And this is what seems relevant right now - I'm tired as hell. I love the new Sigur Ros record, but I'm exhausted and music just hasn't done it for me lately. Usually, there's at least one record that comes out in any given year that appeals to my inner 13-year-old boy, but I haven't heard it yet. No stage dives off the desk, no pogoing around my office. Almost all of the music I've picked up this year is reflective, mourning, wistful. It all sounds like longing for ... what? Space? (E)Motion? Simply being somewhere else? Or am I projecting my feelings onto these records, hearing only those things in these discs that I need to see reflected? Am I, once again, looking to music to find a better, more pure, reflection of myself?
There are things on my mind that I want to write about, but I simply can't find the words to describe them. It's not writer's block; if anything, it is reluctance to use anything but the most precise language. Since it all seems cloudy and foggy at the moment, I'm going to hold off on writing about it.
The Running List Of Shit That Kills This Year
While 2005 still seems like a pretty terrible year for music and general and punk in particular, I keep finding records every once in a while that seem worthwhile. Here are a handful of the ones that are likely to make me end of the year list.
- The Hold Steady's "Separation Sunday"
- Some Girls' "The DNA Will Have Its Say"
- Crooked Fingers' "Dignity And Shame"
- Red Sparowes' "At The Soundless Dawn"
- Jesu's "Jesu"
- M83's "Before The Dawn Heals Us"
- Lucero's "Nobody's Darlings"
- Sigur Ros' "Takk"
- Bloc Party's "Silent Alarm"
- Maria Taylor's "11:11"
- Orenda Fink, "Invisible Ones"
- Stars' "Set Yourself On Fire"
- The Kleptones' "A Night At The Hip Hopera" (You might also want to check out "Yoshimi Battles The Hip-Hop Robots.")
Off The Top Of My Head ...
- Living On Less has become one of my favorite blogs lately - entries about Green Day, critical theory, and - my latest favorite - illustrations about how to live well and inexpensively. Check out Comforts Of Home, Our Bedroom On Staten Island, 2002, Necessities and Things I Did As A Kid That Were Free Or Almost.
- Who knew that ninjas liked third wave?
- Bored? Try screen printing your own posters.
- Hydrahead finally sent me a replacement Jesu disc. Woo hoo!
- Dictionaraoke. You might ask whether it was really necessary, but you know damn well that this is the most logical extension of found art, boots and finding our own uses for things.
- Philip's assault on and rebellion against the pharmaceutical industry continues with his new blog, Furious Seasons.
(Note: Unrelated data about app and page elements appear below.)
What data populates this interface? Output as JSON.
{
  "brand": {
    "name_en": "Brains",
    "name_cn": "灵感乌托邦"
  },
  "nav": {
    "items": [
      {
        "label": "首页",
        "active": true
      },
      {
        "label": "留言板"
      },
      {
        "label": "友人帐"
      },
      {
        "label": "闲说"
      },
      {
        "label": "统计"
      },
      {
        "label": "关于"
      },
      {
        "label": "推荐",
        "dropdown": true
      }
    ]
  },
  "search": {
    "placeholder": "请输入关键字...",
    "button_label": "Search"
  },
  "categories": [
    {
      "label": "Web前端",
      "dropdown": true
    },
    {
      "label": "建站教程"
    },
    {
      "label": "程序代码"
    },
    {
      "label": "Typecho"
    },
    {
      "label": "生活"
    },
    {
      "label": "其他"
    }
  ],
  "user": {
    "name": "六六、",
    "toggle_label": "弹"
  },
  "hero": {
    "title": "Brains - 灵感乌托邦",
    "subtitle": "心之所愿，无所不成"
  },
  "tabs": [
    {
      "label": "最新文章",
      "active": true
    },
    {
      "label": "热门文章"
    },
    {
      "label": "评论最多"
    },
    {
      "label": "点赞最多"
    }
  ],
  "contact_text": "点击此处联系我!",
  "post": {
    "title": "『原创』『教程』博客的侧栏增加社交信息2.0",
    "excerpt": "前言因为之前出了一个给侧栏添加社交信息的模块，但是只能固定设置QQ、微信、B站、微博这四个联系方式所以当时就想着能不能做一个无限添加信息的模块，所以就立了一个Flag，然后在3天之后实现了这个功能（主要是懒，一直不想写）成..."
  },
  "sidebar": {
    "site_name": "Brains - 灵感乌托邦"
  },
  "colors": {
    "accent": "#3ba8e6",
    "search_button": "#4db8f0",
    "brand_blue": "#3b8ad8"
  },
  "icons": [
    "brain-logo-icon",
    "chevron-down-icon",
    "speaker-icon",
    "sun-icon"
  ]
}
Go Philip!
Lucero. Joe Strummer And The Mescaleros. Sigur Ros. Bloc Party.
Richard Marcinko, "Rogue Warrior"; Bobbie Ann Mason, "Feather Crowns"
Paul Avrich, "Anarchist Portraits"; Bertrand Russell, "Why I Am Not A Christian"; Umberto Eco, "Island Of The Day Before"; Alan Lomax, "The Land Where The Blues Began"; Peter Guralnick, "Lost Highway" and "Sweet Soul Music"; Steven Heller, "Graphic Design History" (edited with Georgette Ballance); Gunnar Swanson, ed., "Graphic Design And Reading"; Daniel Guerin, "No Gods No Masters"